Data records:
:::::

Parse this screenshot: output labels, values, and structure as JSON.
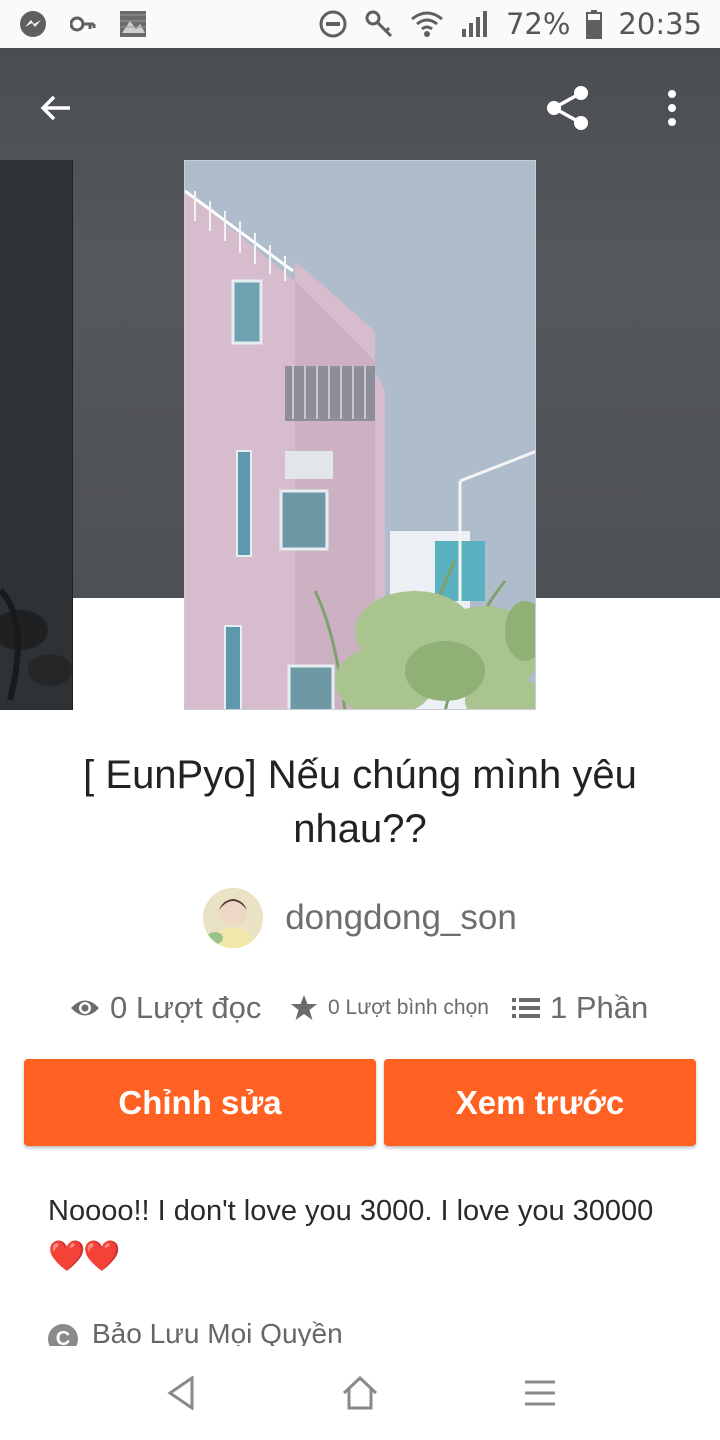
{
  "status_bar": {
    "battery": "72%",
    "time": "20:35",
    "left_icons": [
      "messenger-icon",
      "key-icon",
      "gallery-icon"
    ],
    "right_icons": [
      "do-not-disturb-icon",
      "key-icon",
      "wifi-icon",
      "signal-icon",
      "battery-icon"
    ]
  },
  "header": {
    "icons": [
      "back-arrow-icon",
      "share-icon",
      "more-vert-icon"
    ]
  },
  "story": {
    "title": "[ EunPyo] Nếu chúng mình yêu nhau??",
    "author": "dongdong_son",
    "stats": {
      "reads": "0 Lượt đọc",
      "votes": "0 Lượt bình chọn",
      "parts": "1 Phần"
    },
    "description": "Noooo!! I don't love you 3000. I love you 30000",
    "description_emoji": "❤️❤️",
    "copyright": "Bảo Lưu Mọi Quyền"
  },
  "actions": {
    "edit_label": "Chỉnh sửa",
    "preview_label": "Xem trước"
  },
  "colors": {
    "accent": "#ff6122",
    "header_bg": "#4f5256"
  },
  "nav_bar": {
    "icons": [
      "nav-back-icon",
      "nav-home-icon",
      "nav-menu-icon"
    ]
  }
}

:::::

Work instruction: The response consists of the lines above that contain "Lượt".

Task solution:
      "reads": "0 Lượt đọc",
      "votes": "0 Lượt bình chọn",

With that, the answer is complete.